• Exercise directions:
The word to find is "coronoradiculaire". Copy each line of the material that contains it.

• Dataset content:
◇ ◇ ◇ ◇ ◇ ◇ ◇

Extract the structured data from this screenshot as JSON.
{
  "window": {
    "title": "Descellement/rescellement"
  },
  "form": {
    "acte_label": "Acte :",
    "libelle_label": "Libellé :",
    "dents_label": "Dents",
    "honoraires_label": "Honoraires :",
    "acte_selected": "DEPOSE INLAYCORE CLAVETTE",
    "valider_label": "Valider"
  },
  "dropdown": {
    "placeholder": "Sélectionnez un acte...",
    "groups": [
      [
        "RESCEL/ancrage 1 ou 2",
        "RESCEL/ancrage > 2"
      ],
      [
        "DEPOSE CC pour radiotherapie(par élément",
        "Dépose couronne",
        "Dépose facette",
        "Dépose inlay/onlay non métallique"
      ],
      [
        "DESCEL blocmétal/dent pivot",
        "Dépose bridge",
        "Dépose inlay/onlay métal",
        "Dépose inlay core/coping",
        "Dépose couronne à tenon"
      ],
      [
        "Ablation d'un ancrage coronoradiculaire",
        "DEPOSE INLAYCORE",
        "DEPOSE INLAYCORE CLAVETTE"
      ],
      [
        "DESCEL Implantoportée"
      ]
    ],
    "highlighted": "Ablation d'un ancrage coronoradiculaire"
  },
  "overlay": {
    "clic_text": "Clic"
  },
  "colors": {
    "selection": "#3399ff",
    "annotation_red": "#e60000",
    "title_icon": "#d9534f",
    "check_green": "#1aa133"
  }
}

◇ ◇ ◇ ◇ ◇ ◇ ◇

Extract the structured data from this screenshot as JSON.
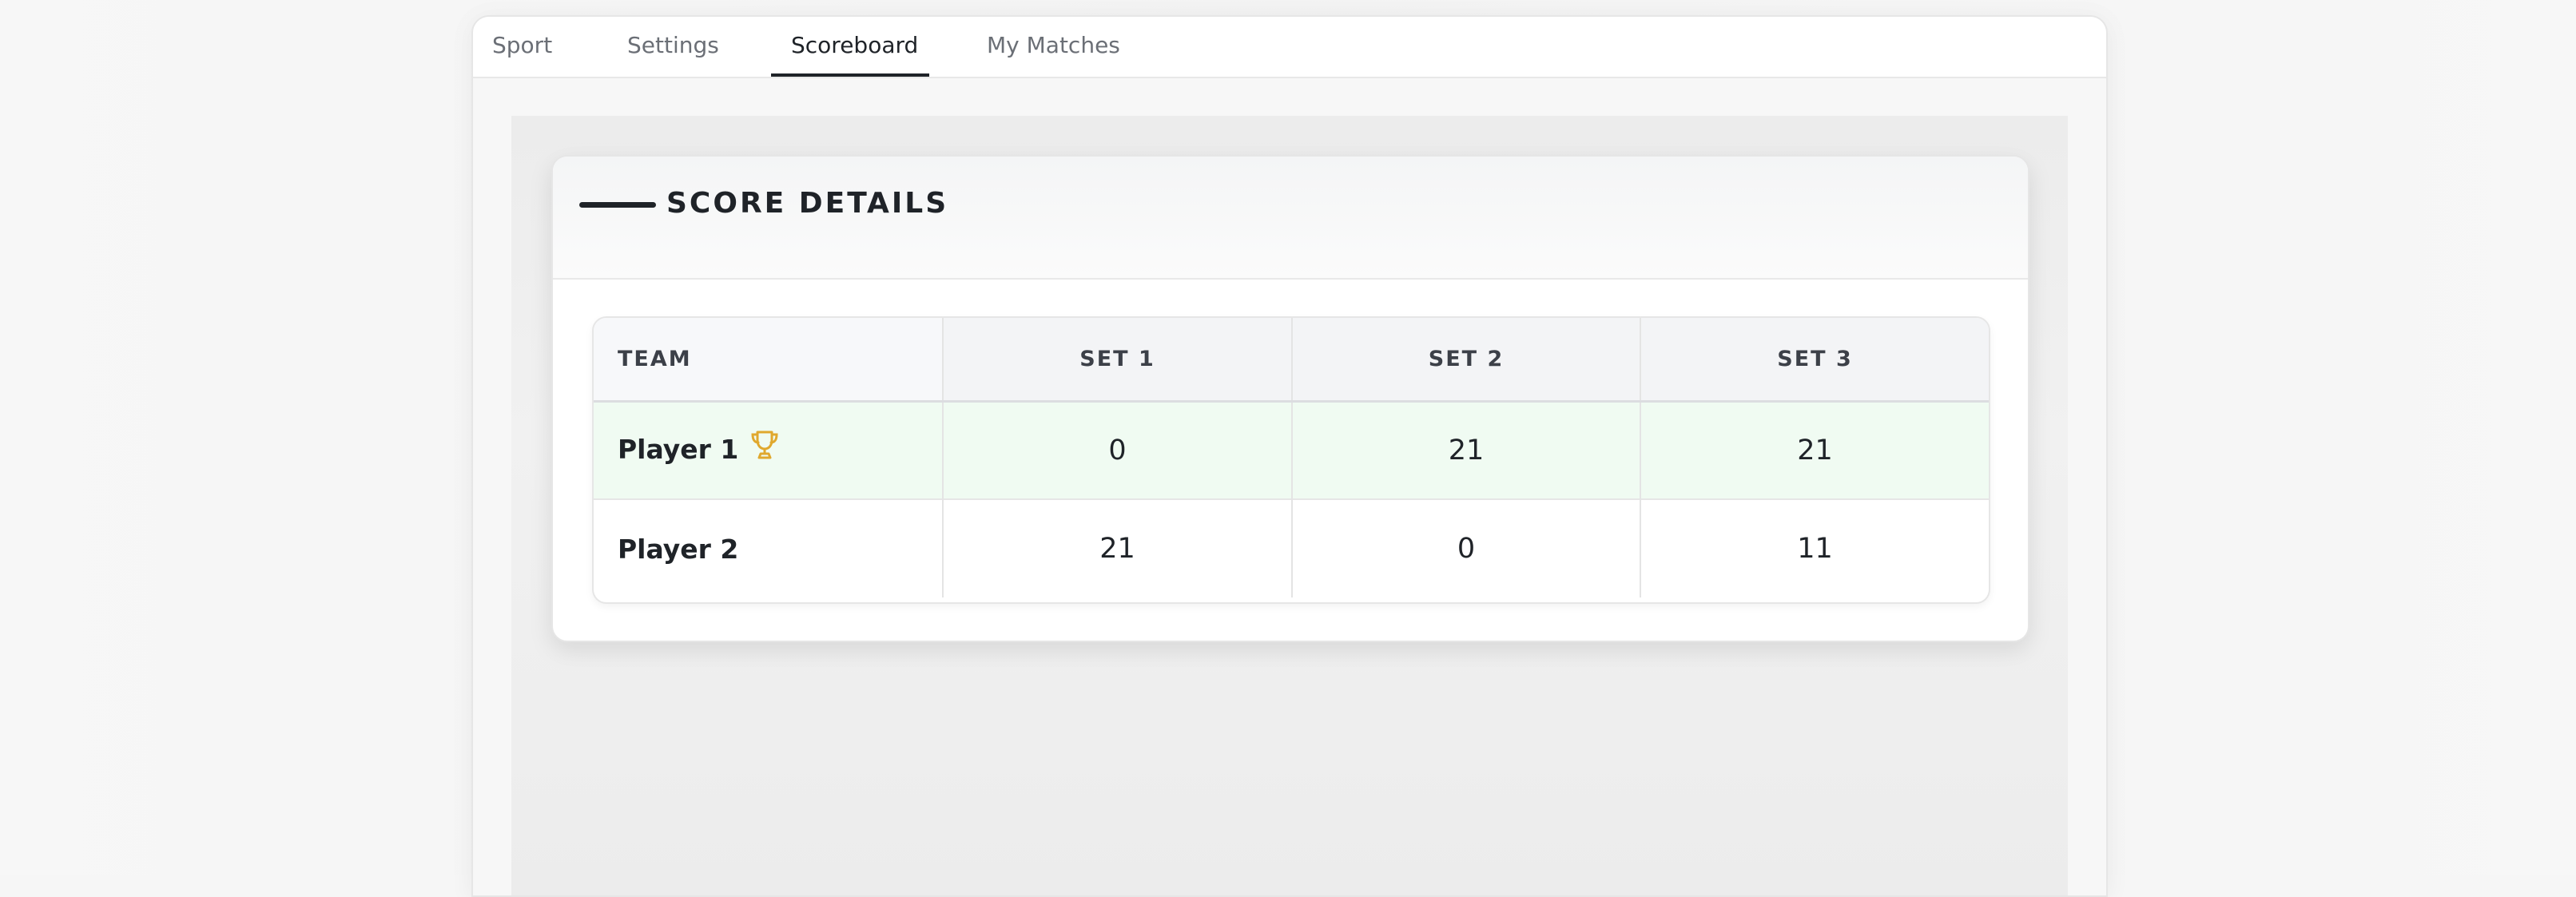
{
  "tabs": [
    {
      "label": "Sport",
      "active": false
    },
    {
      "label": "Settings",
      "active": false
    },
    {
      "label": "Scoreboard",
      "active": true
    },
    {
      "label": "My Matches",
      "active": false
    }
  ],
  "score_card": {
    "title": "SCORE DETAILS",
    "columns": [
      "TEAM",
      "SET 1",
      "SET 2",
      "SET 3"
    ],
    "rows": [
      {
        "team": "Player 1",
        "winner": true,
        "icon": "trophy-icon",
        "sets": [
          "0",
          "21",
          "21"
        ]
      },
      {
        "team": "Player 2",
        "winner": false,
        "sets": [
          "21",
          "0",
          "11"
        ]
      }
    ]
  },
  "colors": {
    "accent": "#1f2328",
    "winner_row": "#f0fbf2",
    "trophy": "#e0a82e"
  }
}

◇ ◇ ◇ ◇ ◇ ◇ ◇

• Solution below:
        "Ablation d'un ancrage coronoradiculaire",
    "highlighted": "Ablation d'un ancrage coronoradiculaire"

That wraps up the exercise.